A young cricketer, who grew up in poverty in Guyana, has flown thousands of miles to Darlington to voluntarily coach children – and to develop himself as a player and a person…

AS he surveys the idyllic scene of children playing cricket on a peaceful English summer’s day, Sam Quallis can reflect on how far he’s come.

Sam’s flown more than 4,000 miles to voluntarily coach juniors at Darlington Railway Athletic Cricket Club, which has become his adopted home for the next few months. And it’s a far cry from his own childhood, growing up in a poor area of Guyana, on South America’s North Atlantic coast.

“There was no running water, so I had to ride my bike for a mile, just to get a drink,” he recalls.

When Sam was 18, he moved to Barbados, with his mother and sister, in search of a better life. And he’s built a future for himself by combining being a promising amateur cricketer with working as a clothes model. He’s also appeared on a travel film with singer Jane McDonald to promote tourism.

“Life is very different in Darlington. It is a nice, quiet town and I am loving being here, mentoring and supporting a great bunch of kids,” smiles Sam, who celebrated his 25th birthday just last week.

As well as supporting the juniors on Tuesdays and Fridays, he is also opening the bowling for the Darlington RA first team in the North Yorkshire and South Durham League’s premier division.

The club’s roots go back to March 1913 when Darlington NER Athletic Cricket Club was born. It changed its name to Darlington Railway Athletic in 1914 and has been a cornerstone of the town’s grass roots sports scene ever since.

As part of its commitment to use sport to develop young lives, the club – supported by established sponsors the Newlands Group and Drive Vauxhall Darlington – decided to bring in a professional cricketer to work with its juniors.

The original plan was to use Indian professional cricketer, Tanveer Ul-Haq, but the visit had to be cancelled when he suffered an injury, and the search began for a replacement.

Sam, who plays as an amateur for Wanderers Cricket Club, in Barbados, was tipped off about the opportunity to play at Darlington by his former cricket coach after it was advertised on social media.

“I decided to apply, and it all happened very quickly. I still can’t believe I’m here,” he says.

“This is my first time overseas and it’s a great opportunity for me to come here and experience a new culture while helping out with the kids and improving my bowling. Thank you to everyone who has made it possible.”

First team members are certainly doing their best to make sure Sam feel welcome.

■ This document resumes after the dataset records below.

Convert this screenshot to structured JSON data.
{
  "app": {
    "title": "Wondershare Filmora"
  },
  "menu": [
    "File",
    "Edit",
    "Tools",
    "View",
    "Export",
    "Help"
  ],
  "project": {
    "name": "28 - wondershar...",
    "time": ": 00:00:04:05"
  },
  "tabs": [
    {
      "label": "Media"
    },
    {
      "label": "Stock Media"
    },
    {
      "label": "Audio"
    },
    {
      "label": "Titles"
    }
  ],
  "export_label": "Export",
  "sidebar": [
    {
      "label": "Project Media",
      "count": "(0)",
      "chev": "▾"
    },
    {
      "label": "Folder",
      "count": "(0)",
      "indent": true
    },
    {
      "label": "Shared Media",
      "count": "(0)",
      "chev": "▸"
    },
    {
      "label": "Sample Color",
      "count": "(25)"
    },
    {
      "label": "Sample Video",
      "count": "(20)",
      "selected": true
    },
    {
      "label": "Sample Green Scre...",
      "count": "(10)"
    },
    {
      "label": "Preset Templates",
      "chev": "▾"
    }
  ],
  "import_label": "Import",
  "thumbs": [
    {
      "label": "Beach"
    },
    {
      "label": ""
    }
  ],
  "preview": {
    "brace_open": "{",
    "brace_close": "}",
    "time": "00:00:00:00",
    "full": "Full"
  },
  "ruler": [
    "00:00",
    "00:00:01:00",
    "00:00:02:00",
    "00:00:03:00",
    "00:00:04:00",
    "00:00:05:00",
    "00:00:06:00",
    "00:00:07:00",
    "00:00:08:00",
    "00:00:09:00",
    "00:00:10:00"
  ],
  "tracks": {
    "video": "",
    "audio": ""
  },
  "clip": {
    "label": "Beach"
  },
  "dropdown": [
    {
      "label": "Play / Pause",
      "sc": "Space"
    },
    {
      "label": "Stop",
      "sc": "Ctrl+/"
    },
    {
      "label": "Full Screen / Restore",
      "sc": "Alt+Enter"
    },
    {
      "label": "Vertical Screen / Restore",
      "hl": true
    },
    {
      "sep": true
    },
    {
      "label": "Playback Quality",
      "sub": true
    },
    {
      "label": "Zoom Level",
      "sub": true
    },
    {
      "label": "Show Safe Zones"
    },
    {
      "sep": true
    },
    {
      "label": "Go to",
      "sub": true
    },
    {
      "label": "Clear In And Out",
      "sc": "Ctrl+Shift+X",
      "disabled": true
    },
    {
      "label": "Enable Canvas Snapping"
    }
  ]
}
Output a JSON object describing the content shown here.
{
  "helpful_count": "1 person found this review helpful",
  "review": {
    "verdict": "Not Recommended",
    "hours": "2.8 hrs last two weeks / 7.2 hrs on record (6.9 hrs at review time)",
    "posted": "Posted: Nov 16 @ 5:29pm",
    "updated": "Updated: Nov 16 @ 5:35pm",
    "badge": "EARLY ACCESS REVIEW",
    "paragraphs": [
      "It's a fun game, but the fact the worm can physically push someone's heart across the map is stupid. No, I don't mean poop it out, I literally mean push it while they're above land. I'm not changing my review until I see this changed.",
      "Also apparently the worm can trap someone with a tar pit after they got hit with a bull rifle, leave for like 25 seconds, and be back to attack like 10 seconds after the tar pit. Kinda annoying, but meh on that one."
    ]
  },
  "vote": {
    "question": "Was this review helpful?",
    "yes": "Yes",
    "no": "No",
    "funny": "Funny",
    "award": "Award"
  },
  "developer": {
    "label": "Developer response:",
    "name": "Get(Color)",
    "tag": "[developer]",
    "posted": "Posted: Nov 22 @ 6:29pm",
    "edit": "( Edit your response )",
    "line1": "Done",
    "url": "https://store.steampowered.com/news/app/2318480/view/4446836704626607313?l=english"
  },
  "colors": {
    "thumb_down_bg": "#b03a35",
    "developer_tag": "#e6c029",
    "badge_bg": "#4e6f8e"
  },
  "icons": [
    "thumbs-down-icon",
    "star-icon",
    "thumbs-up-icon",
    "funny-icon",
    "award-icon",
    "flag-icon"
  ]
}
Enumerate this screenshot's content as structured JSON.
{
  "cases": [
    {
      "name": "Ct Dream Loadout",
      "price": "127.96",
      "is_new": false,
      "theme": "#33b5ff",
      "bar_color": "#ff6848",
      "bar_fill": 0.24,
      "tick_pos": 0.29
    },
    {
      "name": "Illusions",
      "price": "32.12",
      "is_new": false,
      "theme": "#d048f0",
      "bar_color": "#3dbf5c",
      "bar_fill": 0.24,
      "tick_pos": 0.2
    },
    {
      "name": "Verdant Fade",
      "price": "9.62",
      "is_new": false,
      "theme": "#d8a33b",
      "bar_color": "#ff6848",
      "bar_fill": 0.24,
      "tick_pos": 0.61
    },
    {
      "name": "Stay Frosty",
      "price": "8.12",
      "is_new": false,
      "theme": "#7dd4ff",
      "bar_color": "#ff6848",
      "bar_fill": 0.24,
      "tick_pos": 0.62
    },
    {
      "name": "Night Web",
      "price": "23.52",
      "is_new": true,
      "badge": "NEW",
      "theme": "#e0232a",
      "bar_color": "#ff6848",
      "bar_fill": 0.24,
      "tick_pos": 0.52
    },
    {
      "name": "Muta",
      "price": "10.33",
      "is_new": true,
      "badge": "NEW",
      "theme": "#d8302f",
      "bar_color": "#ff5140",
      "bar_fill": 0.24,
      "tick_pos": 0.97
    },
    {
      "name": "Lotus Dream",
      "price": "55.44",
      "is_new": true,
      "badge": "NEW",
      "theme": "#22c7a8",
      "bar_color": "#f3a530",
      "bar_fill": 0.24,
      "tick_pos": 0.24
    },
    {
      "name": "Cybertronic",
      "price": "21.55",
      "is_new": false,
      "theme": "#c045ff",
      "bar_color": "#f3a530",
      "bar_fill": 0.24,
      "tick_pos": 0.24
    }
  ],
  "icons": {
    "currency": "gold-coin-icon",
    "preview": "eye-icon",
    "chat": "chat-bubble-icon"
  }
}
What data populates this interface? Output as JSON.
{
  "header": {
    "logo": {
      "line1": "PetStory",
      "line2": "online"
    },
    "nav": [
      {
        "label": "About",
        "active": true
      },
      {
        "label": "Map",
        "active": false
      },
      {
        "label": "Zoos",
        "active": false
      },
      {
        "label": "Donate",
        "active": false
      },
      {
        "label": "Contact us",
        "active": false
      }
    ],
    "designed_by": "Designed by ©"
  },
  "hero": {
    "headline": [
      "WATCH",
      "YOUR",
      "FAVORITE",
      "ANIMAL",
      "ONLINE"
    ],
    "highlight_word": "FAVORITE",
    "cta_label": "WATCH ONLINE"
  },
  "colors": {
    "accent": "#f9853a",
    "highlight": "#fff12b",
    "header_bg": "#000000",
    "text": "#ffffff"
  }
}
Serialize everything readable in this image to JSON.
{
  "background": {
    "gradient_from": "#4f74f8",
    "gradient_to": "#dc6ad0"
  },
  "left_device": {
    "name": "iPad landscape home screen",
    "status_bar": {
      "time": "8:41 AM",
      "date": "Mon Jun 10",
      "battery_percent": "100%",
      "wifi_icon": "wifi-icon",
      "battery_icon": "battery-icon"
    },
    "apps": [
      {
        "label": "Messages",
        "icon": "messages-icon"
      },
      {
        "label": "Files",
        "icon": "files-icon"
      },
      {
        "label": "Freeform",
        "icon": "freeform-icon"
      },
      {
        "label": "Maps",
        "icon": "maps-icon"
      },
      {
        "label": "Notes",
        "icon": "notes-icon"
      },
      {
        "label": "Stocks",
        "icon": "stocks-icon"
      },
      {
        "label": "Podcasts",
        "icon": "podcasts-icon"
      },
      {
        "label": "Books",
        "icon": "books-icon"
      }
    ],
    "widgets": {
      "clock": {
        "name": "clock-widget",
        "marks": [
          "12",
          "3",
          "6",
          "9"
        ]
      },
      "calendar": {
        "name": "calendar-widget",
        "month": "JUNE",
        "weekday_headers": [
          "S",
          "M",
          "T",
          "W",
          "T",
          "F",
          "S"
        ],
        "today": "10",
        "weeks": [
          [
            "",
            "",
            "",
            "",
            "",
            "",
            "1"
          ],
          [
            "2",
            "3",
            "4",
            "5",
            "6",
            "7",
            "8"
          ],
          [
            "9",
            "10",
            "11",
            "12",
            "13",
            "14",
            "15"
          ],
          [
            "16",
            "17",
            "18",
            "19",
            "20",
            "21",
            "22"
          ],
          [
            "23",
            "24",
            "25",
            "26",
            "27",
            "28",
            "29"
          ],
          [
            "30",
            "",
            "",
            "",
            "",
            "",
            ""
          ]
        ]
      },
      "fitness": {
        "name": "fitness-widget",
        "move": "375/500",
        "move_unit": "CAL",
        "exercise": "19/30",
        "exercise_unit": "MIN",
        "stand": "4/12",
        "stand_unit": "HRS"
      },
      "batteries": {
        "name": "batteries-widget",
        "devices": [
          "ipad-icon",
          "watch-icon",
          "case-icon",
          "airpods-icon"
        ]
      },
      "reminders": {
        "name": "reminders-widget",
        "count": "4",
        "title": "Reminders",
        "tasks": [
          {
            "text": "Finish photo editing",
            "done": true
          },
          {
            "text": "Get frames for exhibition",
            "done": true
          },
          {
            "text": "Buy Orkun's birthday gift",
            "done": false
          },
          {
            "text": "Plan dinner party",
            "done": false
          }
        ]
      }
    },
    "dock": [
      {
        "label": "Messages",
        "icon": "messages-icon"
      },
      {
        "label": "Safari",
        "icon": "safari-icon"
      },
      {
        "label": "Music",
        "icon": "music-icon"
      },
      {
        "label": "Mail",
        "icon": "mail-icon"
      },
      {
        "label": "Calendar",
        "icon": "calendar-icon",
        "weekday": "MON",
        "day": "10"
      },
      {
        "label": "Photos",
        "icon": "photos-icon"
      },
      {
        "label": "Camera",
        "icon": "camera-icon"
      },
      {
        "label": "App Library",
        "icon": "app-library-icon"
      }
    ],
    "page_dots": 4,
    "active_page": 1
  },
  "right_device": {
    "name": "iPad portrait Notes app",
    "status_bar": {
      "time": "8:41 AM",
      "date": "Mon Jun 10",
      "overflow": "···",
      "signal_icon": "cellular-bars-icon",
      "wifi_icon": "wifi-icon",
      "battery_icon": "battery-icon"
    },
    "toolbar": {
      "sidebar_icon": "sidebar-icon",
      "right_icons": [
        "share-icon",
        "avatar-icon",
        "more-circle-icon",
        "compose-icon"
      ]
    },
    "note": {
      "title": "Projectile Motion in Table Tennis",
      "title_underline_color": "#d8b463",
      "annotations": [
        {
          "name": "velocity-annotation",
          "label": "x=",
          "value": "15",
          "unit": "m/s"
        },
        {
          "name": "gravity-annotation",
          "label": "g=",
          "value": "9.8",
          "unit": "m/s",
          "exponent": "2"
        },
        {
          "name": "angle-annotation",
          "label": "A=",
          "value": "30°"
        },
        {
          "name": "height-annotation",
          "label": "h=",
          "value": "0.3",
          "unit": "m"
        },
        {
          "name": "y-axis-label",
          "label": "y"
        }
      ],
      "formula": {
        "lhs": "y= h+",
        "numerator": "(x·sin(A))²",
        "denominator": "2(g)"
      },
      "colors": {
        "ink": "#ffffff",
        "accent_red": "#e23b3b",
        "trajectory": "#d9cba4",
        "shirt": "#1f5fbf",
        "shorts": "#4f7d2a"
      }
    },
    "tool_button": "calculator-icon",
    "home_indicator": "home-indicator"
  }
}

He was taken to St James’s Park to see Newcastle United play Brighton and was even given his own Magpies’ shirt.

“I think I’m a Newcastle fan now,” he says. “I’ll certainly be watching for their results when I’m back in Barbados.”

He’s also been on a trip to the Lake District and climbed Helvellyn. And, while he’s finding even the recent sunny weather to be still on the chilly side, he’s been getting used to traditional English dishes, with mince and dumplings his favourite so far.

Phil Crowther, founder of the Newlands Group, started his own cricketing career as a junior at Darlington RA, and, as a key sponsor, he’s proud of the club’s determination to make a difference at the grass roots.

“We passionately believe that sport is a powerful way to develop young people, and Sam playing here is part of that philosophy as everyone deserves a chance.

“He’s come from a challenging childhood, living in poverty, and it’s not only great for our kids to learn from him, but a chance for him to grow as both a cricketer and a person.”

Sam is also in debt to a professional cricketer called Tevin Imlach, who made his first-class debut for Guyana in 2018, having previously been named in the West Indies squad for the 2016 Under-19 Cricket World Cup.

It was Tevin who first spotted Sam’s potential, paying for him to have cricket lessons when he was eight and growing up in Sophia, a suburb of Georgetown, the capital of Guyana. The pair have gone on to become friends.

“My dream is to be a professional cricketer one day and to make Tevin and my family proud,” says Sam.

In the meantime, he will be living in Darlington until he flies back to Barbados in September – guiding the juniors and doing his best to take wickets for the first team.

“Darlington has been good to me,” he smiles. “It will always be in my heart.”

Read the full article in the Northern Echo